A group of wealthy and respectable middle-class Sydney women gathered in a tea room in the 1890s, where they “sat by favour of that Chinese gentleman” Quong Tart while they considered how best to fight for the right to vote, a movement that was gaining ground in England.
The wiry bird scuffling around in the mountainous jungles near the northern Thailand-Myanmar border doesn’t look like much, but this scrawny red jungle fowl has been tapped as the primary ancestor of the modern world’s all-important domestic chicken.
French couture house Dior has this week remembered a time of crisis 75 years ago, when the bloody upheaval of WWII pushed French fashion designers to dig deep to revive the French fashion industry. Rising to the challenge, in 1945 post-war French couturiers dressed miniature mannequins in high fashion collections and sent them on a tour …read more
Eric Lee Tsun Lung has enjoyed more than 50 ocean cruises since he was a youngster and he looks forward to going to sea again soon, regardless of the spate of coronavirus outbreaks on cruise liners, frequently dubbed “floating petri dishes” in the media.
To stretch his legs and gulp a few lungsful of fresh air during Hong Kong’s lockdown-lite, Edwin Lau Che-feng went walking in parks and along Hong Kong’s greener streets. Like other Hong Kongers, he mostly abided by social distancing restrictions during the coronavirus crisis. He stayed home, avoided shopping centres and steered clear of crowds. But …read more

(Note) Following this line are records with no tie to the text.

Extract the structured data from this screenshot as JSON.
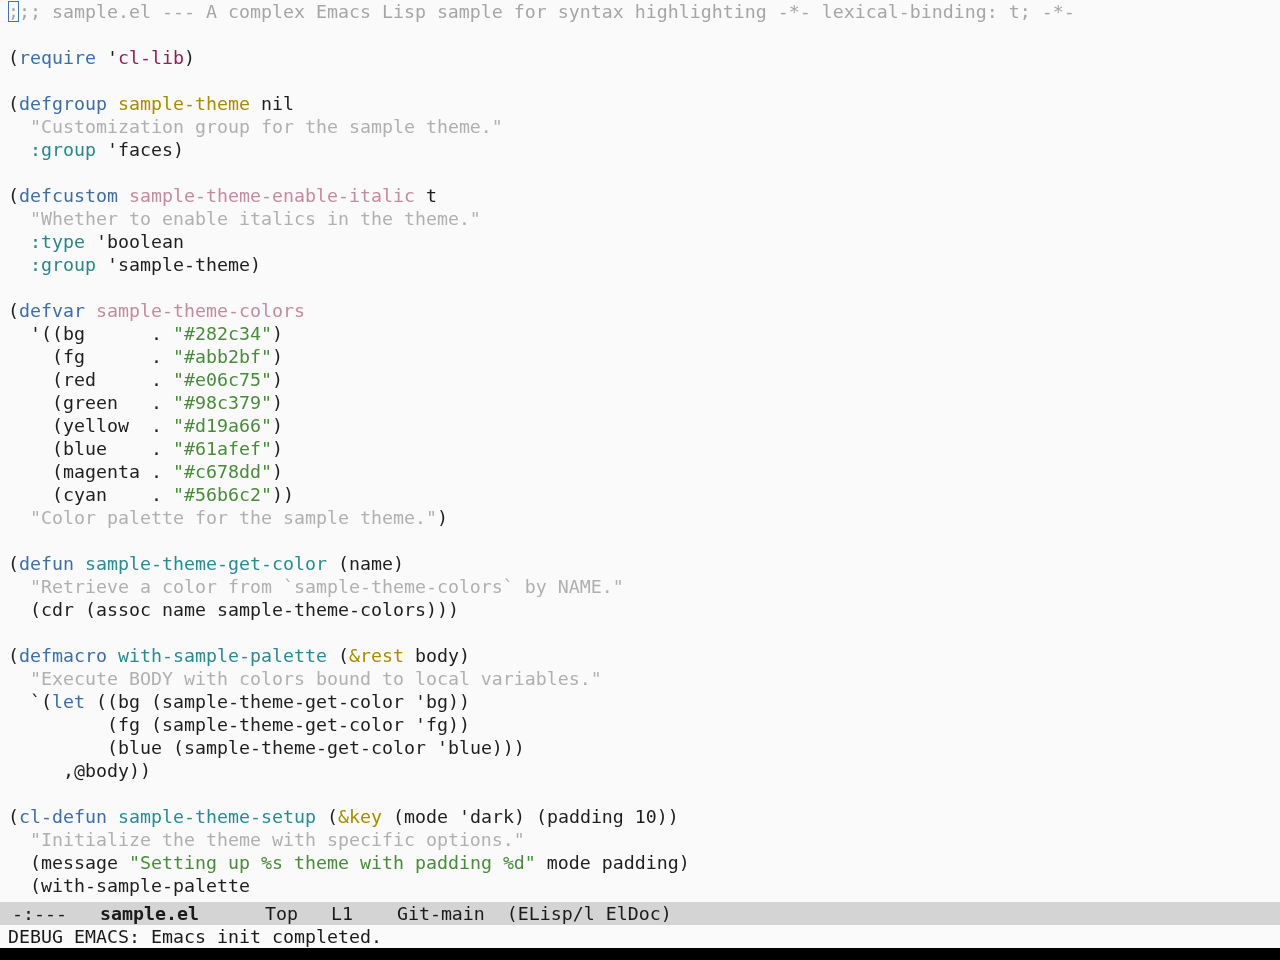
{
  "buffer": {
    "lines": [
      {
        "cursor": true,
        "tokens": [
          {
            "kind": "comment",
            "text": ";;; sample.el --- A complex Emacs Lisp sample for syntax highlighting -*- lexical-binding: t; -*-"
          }
        ]
      },
      {
        "cursor": false
      },
      {
        "cursor": false,
        "tokens": [
          {
            "kind": "plain",
            "text": "("
          },
          {
            "kind": "keyword",
            "text": "require"
          },
          {
            "kind": "plain",
            "text": " '"
          },
          {
            "kind": "constant",
            "text": "cl-lib"
          },
          {
            "kind": "plain",
            "text": ")"
          }
        ]
      },
      {
        "cursor": false
      },
      {
        "cursor": false,
        "tokens": [
          {
            "kind": "plain",
            "text": "("
          },
          {
            "kind": "keyword",
            "text": "defgroup"
          },
          {
            "kind": "type",
            "text": " sample-theme"
          },
          {
            "kind": "plain",
            "text": " nil"
          }
        ]
      },
      {
        "cursor": false,
        "tokens": [
          {
            "kind": "doc",
            "text": "  \"Customization group for the sample theme.\""
          }
        ]
      },
      {
        "cursor": false,
        "tokens": [
          {
            "kind": "builtin",
            "text": "  :group"
          },
          {
            "kind": "plain",
            "text": " 'faces)"
          }
        ]
      },
      {
        "cursor": false
      },
      {
        "cursor": false,
        "tokens": [
          {
            "kind": "plain",
            "text": "("
          },
          {
            "kind": "keyword",
            "text": "defcustom"
          },
          {
            "kind": "variable",
            "text": " sample-theme-enable-italic"
          },
          {
            "kind": "plain",
            "text": " t"
          }
        ]
      },
      {
        "cursor": false,
        "tokens": [
          {
            "kind": "doc",
            "text": "  \"Whether to enable italics in the theme.\""
          }
        ]
      },
      {
        "cursor": false,
        "tokens": [
          {
            "kind": "builtin",
            "text": "  :type"
          },
          {
            "kind": "plain",
            "text": " 'boolean"
          }
        ]
      },
      {
        "cursor": false,
        "tokens": [
          {
            "kind": "builtin",
            "text": "  :group"
          },
          {
            "kind": "plain",
            "text": " 'sample-theme)"
          }
        ]
      },
      {
        "cursor": false
      },
      {
        "cursor": false,
        "tokens": [
          {
            "kind": "plain",
            "text": "("
          },
          {
            "kind": "keyword",
            "text": "defvar"
          },
          {
            "kind": "variable",
            "text": " sample-theme-colors"
          }
        ]
      },
      {
        "cursor": false,
        "tokens": [
          {
            "kind": "plain",
            "text": "  '((bg      . "
          },
          {
            "kind": "string",
            "text": "\"#282c34\""
          },
          {
            "kind": "plain",
            "text": ")"
          }
        ]
      },
      {
        "cursor": false,
        "tokens": [
          {
            "kind": "plain",
            "text": "    (fg      . "
          },
          {
            "kind": "string",
            "text": "\"#abb2bf\""
          },
          {
            "kind": "plain",
            "text": ")"
          }
        ]
      },
      {
        "cursor": false,
        "tokens": [
          {
            "kind": "plain",
            "text": "    (red     . "
          },
          {
            "kind": "string",
            "text": "\"#e06c75\""
          },
          {
            "kind": "plain",
            "text": ")"
          }
        ]
      },
      {
        "cursor": false,
        "tokens": [
          {
            "kind": "plain",
            "text": "    (green   . "
          },
          {
            "kind": "string",
            "text": "\"#98c379\""
          },
          {
            "kind": "plain",
            "text": ")"
          }
        ]
      },
      {
        "cursor": false,
        "tokens": [
          {
            "kind": "plain",
            "text": "    (yellow  . "
          },
          {
            "kind": "string",
            "text": "\"#d19a66\""
          },
          {
            "kind": "plain",
            "text": ")"
          }
        ]
      },
      {
        "cursor": false,
        "tokens": [
          {
            "kind": "plain",
            "text": "    (blue    . "
          },
          {
            "kind": "string",
            "text": "\"#61afef\""
          },
          {
            "kind": "plain",
            "text": ")"
          }
        ]
      },
      {
        "cursor": false,
        "tokens": [
          {
            "kind": "plain",
            "text": "    (magenta . "
          },
          {
            "kind": "string",
            "text": "\"#c678dd\""
          },
          {
            "kind": "plain",
            "text": ")"
          }
        ]
      },
      {
        "cursor": false,
        "tokens": [
          {
            "kind": "plain",
            "text": "    (cyan    . "
          },
          {
            "kind": "string",
            "text": "\"#56b6c2\""
          },
          {
            "kind": "plain",
            "text": "))"
          }
        ]
      },
      {
        "cursor": false,
        "tokens": [
          {
            "kind": "doc",
            "text": "  \"Color palette for the sample theme.\""
          },
          {
            "kind": "plain",
            "text": ")"
          }
        ]
      },
      {
        "cursor": false
      },
      {
        "cursor": false,
        "tokens": [
          {
            "kind": "plain",
            "text": "("
          },
          {
            "kind": "keyword",
            "text": "defun"
          },
          {
            "kind": "function",
            "text": " sample-theme-get-color"
          },
          {
            "kind": "plain",
            "text": " (name)"
          }
        ]
      },
      {
        "cursor": false,
        "tokens": [
          {
            "kind": "doc",
            "text": "  \"Retrieve a color from `sample-theme-colors` by NAME.\""
          }
        ]
      },
      {
        "cursor": false,
        "tokens": [
          {
            "kind": "plain",
            "text": "  (cdr (assoc name sample-theme-colors)))"
          }
        ]
      },
      {
        "cursor": false
      },
      {
        "cursor": false,
        "tokens": [
          {
            "kind": "plain",
            "text": "("
          },
          {
            "kind": "keyword",
            "text": "defmacro"
          },
          {
            "kind": "function",
            "text": " with-sample-palette"
          },
          {
            "kind": "plain",
            "text": " ("
          },
          {
            "kind": "type",
            "text": "&rest"
          },
          {
            "kind": "plain",
            "text": " body)"
          }
        ]
      },
      {
        "cursor": false,
        "tokens": [
          {
            "kind": "doc",
            "text": "  \"Execute BODY with colors bound to local variables.\""
          }
        ]
      },
      {
        "cursor": false,
        "tokens": [
          {
            "kind": "plain",
            "text": "  `("
          },
          {
            "kind": "keyword",
            "text": "let"
          },
          {
            "kind": "plain",
            "text": " ((bg (sample-theme-get-color 'bg))"
          }
        ]
      },
      {
        "cursor": false,
        "tokens": [
          {
            "kind": "plain",
            "text": "         (fg (sample-theme-get-color 'fg))"
          }
        ]
      },
      {
        "cursor": false,
        "tokens": [
          {
            "kind": "plain",
            "text": "         (blue (sample-theme-get-color 'blue)))"
          }
        ]
      },
      {
        "cursor": false,
        "tokens": [
          {
            "kind": "plain",
            "text": "     ,@body))"
          }
        ]
      },
      {
        "cursor": false
      },
      {
        "cursor": false,
        "tokens": [
          {
            "kind": "plain",
            "text": "("
          },
          {
            "kind": "keyword",
            "text": "cl-defun"
          },
          {
            "kind": "function",
            "text": " sample-theme-setup"
          },
          {
            "kind": "plain",
            "text": " ("
          },
          {
            "kind": "type",
            "text": "&key"
          },
          {
            "kind": "plain",
            "text": " (mode 'dark) (padding 10))"
          }
        ]
      },
      {
        "cursor": false,
        "tokens": [
          {
            "kind": "doc",
            "text": "  \"Initialize the theme with specific options.\""
          }
        ]
      },
      {
        "cursor": false,
        "tokens": [
          {
            "kind": "plain",
            "text": "  (message "
          },
          {
            "kind": "string",
            "text": "\"Setting up %s theme with padding %d\""
          },
          {
            "kind": "plain",
            "text": " mode padding)"
          }
        ]
      },
      {
        "cursor": false,
        "tokens": [
          {
            "kind": "plain",
            "text": "  (with-sample-palette"
          }
        ]
      }
    ]
  },
  "mode_line": {
    "status": "-:---",
    "buffer_name": "sample.el",
    "position": "Top",
    "line": "L1",
    "vc_branch": "Git-main",
    "modes": "(ELisp/l ElDoc)"
  },
  "echo_area": {
    "message": "DEBUG EMACS: Emacs init completed."
  }
}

Writers once travelled through Asia in a leisurely fashion, steamers gently rolling between Bangkok and Batavia, rickshaws wheeling through the streets of Singapore, pleasure boats pulling into Penang. European wanderers, adventurers and authors drank gin slings while waiting for sumptuous dinners; colonial matrons sipped tea on hotel balconies; and the business of empire rumbled on.
Children from Hong Kong and China are not immune to the global epidemic of obesity. About one in five Hong Kong schoolchildren are now classed as overweight or worse, according to the Hong Kong Department of Health’s latest survey, released last year. They were not eating enough fruit and vegetables, but eating too much salt …read more